Monday, November 12, 2007

Irish Sorta Bread

I wrote about yesterday's meal before I ate it. Don't worry, it was great! But, I mentioned how well it would go with some crusty bread. The only problem was I didn't have any crusty or non-crusty bread. No tortillas. No pitas. Not even a cracker.

Dinner was about 40 minutes away. What to do?

Then I thought about Irish Soda Bread and looked up a recipe.

Here's the blueprint:

4 cups flour
1 tsp baking soda
1 tsp salt
2 tbsp sugar
3 tbsp butter
1 egg
2 cups buttermilk

Notice for a change I've included quantities. Usually for "regular" cooking I can find my way with just the ingredients and not much of a guide on quantities, but when it comes to baking that's a whole 'nother story!

Baking is an art and if you're not a baking artist (include me in that category) then it's best to go with an exact recipe and follow it as closely as possible.

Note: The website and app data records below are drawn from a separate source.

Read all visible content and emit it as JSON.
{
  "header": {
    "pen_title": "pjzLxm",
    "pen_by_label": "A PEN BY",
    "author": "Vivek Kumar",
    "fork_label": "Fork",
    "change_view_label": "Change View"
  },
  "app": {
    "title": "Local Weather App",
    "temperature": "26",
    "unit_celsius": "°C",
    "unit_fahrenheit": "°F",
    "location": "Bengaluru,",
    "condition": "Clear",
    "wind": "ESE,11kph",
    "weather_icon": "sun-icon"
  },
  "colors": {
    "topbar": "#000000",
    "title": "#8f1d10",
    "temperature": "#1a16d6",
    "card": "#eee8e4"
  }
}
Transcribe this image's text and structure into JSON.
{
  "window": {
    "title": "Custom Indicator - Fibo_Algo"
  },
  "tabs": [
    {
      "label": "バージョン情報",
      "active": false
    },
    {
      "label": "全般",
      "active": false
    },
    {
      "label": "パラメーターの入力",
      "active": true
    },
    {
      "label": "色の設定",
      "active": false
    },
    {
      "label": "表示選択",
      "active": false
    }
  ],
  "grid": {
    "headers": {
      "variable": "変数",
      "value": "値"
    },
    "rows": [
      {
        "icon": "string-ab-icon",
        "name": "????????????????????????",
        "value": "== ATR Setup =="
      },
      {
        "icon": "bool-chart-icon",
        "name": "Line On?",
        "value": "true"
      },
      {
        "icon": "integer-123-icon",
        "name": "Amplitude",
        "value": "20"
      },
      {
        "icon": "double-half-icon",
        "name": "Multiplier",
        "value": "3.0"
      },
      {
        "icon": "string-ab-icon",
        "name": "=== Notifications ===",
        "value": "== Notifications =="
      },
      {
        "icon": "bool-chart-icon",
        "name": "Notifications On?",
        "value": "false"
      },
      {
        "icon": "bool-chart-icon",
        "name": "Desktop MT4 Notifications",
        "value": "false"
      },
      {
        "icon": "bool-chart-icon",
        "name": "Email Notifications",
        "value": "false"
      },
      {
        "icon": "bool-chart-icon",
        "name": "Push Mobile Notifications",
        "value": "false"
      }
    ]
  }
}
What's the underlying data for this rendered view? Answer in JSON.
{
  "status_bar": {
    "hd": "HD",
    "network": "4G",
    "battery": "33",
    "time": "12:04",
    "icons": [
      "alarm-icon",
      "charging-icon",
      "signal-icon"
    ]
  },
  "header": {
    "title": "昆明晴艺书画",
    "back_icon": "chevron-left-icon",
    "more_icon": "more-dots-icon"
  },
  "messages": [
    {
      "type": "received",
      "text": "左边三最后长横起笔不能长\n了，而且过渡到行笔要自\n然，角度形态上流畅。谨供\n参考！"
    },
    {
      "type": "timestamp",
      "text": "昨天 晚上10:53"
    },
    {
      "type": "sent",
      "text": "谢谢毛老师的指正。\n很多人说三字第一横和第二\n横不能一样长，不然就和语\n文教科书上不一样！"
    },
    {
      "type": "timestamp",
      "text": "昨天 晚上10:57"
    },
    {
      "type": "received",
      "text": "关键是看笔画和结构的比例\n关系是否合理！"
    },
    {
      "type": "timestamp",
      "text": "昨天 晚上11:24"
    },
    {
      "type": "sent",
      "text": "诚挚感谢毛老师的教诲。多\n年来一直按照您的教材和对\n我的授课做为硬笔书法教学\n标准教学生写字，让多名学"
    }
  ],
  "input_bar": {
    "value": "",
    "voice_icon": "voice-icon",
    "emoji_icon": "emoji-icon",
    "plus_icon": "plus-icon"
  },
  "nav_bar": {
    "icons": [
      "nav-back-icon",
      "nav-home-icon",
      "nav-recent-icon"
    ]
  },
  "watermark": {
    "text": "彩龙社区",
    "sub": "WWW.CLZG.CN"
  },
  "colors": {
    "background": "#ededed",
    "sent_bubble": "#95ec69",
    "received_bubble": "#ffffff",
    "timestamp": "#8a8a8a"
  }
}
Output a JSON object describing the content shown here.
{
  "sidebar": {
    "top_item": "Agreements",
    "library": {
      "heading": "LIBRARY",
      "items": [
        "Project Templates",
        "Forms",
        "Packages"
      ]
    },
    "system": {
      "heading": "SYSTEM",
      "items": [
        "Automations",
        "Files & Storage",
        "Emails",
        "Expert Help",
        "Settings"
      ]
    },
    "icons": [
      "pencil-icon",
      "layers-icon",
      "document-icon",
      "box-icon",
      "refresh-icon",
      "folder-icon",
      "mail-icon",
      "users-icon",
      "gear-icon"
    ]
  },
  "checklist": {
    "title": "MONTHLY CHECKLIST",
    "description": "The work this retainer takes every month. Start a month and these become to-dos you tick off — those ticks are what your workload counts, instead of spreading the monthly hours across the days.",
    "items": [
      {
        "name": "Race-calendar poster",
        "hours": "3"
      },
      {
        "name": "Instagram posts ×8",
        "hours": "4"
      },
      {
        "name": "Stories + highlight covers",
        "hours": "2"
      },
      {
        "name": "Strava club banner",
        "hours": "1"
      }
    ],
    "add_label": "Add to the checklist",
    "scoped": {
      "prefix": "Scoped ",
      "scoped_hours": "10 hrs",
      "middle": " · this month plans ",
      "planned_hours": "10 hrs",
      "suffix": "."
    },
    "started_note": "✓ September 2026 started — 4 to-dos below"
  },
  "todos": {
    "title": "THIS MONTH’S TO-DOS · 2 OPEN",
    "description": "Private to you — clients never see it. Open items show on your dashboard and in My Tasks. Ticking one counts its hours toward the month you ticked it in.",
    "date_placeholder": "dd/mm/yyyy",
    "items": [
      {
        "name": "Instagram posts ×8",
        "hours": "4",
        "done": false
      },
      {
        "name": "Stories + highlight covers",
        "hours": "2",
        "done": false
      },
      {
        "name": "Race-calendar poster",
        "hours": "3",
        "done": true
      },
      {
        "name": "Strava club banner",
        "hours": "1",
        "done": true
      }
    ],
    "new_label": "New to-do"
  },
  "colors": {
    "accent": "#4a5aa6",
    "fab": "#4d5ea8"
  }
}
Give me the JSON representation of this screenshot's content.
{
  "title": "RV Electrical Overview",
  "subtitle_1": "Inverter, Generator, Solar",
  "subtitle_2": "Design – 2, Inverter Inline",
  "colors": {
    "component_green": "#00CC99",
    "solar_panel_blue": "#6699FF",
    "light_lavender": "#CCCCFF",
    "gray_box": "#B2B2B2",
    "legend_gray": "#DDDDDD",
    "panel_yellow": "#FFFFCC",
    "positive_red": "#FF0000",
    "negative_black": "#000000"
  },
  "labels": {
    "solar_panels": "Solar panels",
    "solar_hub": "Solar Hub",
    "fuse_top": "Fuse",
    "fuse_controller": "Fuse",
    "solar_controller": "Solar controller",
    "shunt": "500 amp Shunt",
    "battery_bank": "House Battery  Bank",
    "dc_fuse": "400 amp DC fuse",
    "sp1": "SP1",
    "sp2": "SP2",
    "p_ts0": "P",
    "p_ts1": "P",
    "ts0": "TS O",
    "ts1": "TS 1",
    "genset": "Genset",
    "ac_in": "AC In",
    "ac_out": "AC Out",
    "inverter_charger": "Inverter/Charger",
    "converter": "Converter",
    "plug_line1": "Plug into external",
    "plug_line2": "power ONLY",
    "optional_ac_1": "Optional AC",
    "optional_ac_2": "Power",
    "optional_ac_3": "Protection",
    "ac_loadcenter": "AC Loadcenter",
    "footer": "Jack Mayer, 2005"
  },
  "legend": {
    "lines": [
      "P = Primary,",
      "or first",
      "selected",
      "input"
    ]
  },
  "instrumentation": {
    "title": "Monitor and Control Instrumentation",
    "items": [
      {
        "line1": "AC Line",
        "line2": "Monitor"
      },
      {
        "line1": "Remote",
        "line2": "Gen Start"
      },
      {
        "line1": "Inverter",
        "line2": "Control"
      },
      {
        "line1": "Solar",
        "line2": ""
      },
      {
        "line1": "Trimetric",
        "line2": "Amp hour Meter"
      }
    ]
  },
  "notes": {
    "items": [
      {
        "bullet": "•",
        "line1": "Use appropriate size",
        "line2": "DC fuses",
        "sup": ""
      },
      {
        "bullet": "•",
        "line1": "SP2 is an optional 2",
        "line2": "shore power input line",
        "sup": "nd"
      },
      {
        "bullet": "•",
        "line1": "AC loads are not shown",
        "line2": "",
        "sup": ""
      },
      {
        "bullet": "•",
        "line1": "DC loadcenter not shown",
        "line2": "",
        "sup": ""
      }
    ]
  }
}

Soda bread is a so-called "quick" bread because it doesn't use yeast and, thus, does not need to rise. The rising happens in the oven. Carbon dioxide bubbles are created by the reaction of baking soda and the acidic buttermilk, which is why I added the Real Lemon to ordinary milk; boost the acidity of the milk.

I didn't have any buttermilk so I simulated buttermilk by adding a couple of tablespoons of Real Lemon juice to two cups of milk. That seemed to do the trick.

Here's the basic procedure:

Combine the dry ingredients in a large bowl. Cut the butter into the flour mixture until the consistency is like bread crumbs. I ended up adding an extra tablespoon of butter to get the desired consistency. Make a well in the center and mix in the egg. Then mix in the buttermilk a bit at a time stirring to combine. The resulting mixture should be a stiff dough.

Mine ended up not so stiff and I probably should have added more flour. I'll try that next time.

Knead the mixture briefly but not as much as you would do a yeast dough, but more than you'd do for muffin batter. I ended up with a somewhat sticky mess that I covered with flour so it wouldn't stick to my hands.

Transfer the dough to a greased cast iron skillet or baking sheet and bake for 30-40 minutes at 425.

My bread took about 45 minutes to cook through and even so it was a little moist in the middle. I probably should have added more baking powder or kneaded the mixture more.

In any case, the bread turned out OK and it was certainly crusty enough. Better yet, it was quick and provided the crustiness I needed.

Other recipes for Irish Soda bread call for raisins or caraway seeds, but for my needs a plain bread was perfect.

1 comment:

Former Novice Alaskan said...

OK - you had me going with the "I don't have bread but I do have buttermilk" start of the recipe. However, now I know what to substitute! :)